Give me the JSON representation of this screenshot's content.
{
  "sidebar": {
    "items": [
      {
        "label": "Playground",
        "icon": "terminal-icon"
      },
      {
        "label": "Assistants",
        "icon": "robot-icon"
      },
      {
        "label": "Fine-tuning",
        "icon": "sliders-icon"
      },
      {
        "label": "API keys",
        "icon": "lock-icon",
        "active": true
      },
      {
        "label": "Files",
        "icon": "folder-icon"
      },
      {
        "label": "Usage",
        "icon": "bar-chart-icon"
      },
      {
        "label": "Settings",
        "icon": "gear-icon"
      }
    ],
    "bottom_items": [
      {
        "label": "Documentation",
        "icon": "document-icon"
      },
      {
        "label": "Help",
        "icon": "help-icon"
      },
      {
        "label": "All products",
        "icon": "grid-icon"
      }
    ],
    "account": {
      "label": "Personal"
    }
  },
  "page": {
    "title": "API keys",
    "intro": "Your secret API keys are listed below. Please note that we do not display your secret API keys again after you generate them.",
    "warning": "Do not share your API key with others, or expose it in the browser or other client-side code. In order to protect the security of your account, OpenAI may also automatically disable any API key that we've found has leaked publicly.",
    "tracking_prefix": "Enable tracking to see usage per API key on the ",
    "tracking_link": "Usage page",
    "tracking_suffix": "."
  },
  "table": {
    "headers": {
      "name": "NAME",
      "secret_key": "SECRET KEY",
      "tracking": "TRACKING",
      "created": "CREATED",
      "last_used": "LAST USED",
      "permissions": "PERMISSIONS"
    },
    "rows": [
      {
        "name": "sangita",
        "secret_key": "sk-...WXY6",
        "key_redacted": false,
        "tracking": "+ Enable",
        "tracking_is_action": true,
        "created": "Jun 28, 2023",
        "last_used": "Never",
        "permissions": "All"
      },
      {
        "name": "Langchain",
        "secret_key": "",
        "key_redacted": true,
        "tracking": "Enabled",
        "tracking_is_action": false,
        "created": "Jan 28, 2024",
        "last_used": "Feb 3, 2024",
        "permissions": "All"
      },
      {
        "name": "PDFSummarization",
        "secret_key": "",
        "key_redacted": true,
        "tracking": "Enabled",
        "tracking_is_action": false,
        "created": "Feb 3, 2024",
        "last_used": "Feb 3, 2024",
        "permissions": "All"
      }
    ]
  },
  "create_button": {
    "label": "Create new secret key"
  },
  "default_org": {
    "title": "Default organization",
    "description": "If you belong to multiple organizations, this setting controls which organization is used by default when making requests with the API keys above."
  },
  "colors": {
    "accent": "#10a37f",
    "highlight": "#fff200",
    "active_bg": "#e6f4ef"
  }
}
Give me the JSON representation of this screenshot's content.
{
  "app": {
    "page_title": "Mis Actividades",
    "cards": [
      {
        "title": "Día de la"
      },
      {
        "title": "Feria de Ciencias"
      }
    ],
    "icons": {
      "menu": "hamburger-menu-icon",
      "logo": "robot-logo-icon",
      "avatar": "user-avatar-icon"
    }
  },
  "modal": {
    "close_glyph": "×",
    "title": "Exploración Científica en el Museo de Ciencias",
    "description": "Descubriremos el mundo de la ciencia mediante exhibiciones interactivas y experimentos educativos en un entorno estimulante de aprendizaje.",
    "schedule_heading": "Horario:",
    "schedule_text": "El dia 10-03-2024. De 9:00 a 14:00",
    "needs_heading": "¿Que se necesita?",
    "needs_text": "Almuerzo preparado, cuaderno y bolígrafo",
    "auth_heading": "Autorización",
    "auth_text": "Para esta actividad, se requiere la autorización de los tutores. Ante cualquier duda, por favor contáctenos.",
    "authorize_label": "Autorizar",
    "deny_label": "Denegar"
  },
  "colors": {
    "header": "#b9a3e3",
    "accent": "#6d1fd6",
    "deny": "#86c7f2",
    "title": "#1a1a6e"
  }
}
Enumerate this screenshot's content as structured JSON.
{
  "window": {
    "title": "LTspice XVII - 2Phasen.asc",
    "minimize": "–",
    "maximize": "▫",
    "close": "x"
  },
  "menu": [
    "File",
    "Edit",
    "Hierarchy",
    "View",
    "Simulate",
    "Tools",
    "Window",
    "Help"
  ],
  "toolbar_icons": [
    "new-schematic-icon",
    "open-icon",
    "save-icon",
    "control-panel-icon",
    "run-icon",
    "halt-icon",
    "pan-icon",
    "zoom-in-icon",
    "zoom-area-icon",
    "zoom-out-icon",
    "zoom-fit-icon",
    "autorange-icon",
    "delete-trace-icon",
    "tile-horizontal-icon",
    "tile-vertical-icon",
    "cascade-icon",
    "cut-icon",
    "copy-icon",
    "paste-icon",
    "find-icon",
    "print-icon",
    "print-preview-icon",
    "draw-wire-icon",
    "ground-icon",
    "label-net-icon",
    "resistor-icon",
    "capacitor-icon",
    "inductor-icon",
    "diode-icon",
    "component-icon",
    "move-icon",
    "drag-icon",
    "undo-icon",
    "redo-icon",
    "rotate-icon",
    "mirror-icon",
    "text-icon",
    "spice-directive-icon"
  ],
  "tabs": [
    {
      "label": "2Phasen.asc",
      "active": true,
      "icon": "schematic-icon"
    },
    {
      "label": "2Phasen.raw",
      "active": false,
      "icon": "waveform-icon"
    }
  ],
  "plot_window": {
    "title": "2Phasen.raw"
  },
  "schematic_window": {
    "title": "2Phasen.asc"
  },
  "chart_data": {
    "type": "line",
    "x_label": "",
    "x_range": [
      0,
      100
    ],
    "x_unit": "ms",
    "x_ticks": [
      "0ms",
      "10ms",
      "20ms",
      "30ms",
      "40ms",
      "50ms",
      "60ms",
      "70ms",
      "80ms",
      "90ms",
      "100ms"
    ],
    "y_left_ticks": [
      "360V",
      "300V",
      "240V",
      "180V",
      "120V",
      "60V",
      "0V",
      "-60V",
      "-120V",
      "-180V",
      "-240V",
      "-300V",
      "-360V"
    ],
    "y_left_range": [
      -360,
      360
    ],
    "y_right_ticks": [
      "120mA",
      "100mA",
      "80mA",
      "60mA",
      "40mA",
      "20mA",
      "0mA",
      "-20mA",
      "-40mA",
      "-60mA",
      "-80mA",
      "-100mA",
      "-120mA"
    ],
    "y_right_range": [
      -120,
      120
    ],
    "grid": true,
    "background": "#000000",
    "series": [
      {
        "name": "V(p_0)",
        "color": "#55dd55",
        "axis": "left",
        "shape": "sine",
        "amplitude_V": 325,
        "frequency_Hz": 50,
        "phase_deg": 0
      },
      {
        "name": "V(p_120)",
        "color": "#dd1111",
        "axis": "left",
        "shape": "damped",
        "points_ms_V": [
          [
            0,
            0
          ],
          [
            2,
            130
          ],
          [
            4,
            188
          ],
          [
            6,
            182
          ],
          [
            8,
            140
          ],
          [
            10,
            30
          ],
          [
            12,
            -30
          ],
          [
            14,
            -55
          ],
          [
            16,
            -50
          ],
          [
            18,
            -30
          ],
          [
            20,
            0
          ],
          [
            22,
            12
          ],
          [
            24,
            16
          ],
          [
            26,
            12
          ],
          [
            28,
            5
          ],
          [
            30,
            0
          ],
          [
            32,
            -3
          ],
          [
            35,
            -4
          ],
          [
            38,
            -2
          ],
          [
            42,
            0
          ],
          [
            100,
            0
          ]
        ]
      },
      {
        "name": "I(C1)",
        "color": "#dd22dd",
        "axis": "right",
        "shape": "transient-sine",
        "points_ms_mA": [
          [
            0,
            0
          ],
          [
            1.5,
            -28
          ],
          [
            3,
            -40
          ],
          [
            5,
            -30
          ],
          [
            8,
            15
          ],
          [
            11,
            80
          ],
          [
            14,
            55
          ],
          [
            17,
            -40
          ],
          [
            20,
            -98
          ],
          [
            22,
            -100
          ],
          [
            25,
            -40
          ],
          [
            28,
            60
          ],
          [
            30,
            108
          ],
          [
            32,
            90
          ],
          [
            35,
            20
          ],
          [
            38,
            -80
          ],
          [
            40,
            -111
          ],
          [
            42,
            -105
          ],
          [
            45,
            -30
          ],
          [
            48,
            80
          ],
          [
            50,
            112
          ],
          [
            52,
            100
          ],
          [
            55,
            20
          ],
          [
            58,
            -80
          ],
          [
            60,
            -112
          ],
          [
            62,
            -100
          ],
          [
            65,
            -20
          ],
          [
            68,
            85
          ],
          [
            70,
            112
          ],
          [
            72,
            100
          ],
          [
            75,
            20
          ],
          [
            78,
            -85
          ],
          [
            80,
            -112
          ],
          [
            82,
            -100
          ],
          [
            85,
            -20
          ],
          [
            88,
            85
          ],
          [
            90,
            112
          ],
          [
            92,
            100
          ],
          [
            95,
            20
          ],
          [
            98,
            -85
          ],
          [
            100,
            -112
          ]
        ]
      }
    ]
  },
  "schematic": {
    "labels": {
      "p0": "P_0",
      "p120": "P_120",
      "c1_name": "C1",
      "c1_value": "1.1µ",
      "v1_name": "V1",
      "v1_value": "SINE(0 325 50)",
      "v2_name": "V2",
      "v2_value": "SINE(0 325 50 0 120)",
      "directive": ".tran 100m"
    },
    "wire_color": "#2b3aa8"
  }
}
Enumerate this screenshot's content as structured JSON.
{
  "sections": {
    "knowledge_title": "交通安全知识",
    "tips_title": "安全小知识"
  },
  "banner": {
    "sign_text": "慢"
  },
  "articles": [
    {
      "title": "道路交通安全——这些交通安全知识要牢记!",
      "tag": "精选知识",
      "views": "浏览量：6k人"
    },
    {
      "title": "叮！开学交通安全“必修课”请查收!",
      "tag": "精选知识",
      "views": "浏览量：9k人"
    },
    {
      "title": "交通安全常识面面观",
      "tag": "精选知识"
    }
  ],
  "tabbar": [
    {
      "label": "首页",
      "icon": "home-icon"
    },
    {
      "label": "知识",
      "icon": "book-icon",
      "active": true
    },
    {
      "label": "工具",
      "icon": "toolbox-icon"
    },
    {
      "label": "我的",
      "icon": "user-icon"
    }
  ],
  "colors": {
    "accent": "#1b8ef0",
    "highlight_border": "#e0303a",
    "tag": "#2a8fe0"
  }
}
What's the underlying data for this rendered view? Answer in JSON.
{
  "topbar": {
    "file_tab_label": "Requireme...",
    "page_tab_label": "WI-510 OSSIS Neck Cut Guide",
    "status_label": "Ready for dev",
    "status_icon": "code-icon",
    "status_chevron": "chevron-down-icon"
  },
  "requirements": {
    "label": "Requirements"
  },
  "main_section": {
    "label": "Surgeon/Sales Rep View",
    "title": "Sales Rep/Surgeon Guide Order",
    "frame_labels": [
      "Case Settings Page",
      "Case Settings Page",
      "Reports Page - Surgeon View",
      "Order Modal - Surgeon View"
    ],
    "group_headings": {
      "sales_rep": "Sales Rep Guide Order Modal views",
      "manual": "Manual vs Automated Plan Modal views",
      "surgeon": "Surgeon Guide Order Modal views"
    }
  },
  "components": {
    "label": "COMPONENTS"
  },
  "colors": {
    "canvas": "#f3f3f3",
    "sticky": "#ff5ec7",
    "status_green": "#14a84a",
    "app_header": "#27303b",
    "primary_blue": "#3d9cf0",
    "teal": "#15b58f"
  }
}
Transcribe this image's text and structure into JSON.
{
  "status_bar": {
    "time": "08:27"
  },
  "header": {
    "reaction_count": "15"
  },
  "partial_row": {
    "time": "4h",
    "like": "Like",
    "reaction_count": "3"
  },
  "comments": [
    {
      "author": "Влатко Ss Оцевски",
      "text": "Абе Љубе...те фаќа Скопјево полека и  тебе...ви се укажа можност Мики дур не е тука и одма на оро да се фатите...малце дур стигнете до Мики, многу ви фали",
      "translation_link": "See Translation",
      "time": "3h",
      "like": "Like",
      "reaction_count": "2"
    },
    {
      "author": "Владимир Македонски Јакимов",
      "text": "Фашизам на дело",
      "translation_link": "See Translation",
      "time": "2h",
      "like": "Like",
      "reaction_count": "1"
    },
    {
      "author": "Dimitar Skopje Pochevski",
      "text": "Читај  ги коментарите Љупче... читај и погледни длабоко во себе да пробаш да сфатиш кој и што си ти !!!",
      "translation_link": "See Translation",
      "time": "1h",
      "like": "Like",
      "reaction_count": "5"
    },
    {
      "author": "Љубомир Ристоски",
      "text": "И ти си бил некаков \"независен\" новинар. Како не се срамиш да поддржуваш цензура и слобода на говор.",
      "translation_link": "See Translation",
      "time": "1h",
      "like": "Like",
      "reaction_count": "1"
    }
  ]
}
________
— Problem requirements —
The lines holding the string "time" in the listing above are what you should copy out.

— Response below —
    "time": "08:27"
    "time": "4h",
      "time": "3h",
      "time": "2h",
      "time": "1h",
      "time": "1h",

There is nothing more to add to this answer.